Data entries:

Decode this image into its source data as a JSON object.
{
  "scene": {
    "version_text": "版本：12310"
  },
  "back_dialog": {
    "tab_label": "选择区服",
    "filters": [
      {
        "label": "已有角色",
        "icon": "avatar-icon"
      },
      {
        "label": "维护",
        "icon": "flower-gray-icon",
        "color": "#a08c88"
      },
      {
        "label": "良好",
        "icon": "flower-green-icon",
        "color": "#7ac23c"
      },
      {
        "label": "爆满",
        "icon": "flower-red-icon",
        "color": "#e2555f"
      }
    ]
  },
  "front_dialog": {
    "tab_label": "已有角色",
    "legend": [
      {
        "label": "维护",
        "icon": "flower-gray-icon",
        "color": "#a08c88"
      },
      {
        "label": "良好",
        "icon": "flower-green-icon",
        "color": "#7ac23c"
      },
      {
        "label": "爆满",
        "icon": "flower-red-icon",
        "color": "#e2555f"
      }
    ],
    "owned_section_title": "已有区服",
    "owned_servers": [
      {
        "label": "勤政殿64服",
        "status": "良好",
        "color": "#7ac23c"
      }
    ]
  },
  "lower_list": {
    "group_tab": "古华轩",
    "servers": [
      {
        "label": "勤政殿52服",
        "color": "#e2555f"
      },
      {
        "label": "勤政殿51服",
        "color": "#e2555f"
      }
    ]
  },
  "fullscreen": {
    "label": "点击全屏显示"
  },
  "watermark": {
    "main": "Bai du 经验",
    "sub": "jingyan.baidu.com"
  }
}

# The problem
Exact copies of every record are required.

# Response box
Decode this image into its source data as a JSON object.
{
  "scene": {
    "version_text": "版本：12310"
  },
  "back_dialog": {
    "tab_label": "选择区服",
    "filters": [
      {
        "label": "已有角色",
        "icon": "avatar-icon"
      },
      {
        "label": "维护",
        "icon": "flower-gray-icon",
        "color": "#a08c88"
      },
      {
        "label": "良好",
        "icon": "flower-green-icon",
        "color": "#7ac23c"
      },
      {
        "label": "爆满",
        "icon": "flower-red-icon",
        "color": "#e2555f"
      }
    ]
  },
  "front_dialog": {
    "tab_label": "已有角色",
    "legend": [
      {
        "label": "维护",
        "icon": "flower-gray-icon",
        "color": "#a08c88"
      },
      {
        "label": "良好",
        "icon": "flower-green-icon",
        "color": "#7ac23c"
      },
      {
        "label": "爆满",
        "icon": "flower-red-icon",
        "color": "#e2555f"
      }
    ],
    "owned_section_title": "已有区服",
    "owned_servers": [
      {
        "label": "勤政殿64服",
        "status": "良好",
        "color": "#7ac23c"
      }
    ]
  },
  "lower_list": {
    "group_tab": "古华轩",
    "servers": [
      {
        "label": "勤政殿52服",
        "color": "#e2555f"
      },
      {
        "label": "勤政殿51服",
        "color": "#e2555f"
      }
    ]
  },
  "fullscreen": {
    "label": "点击全屏显示"
  },
  "watermark": {
    "main": "Bai du 经验",
    "sub": "jingyan.baidu.com"
  }
}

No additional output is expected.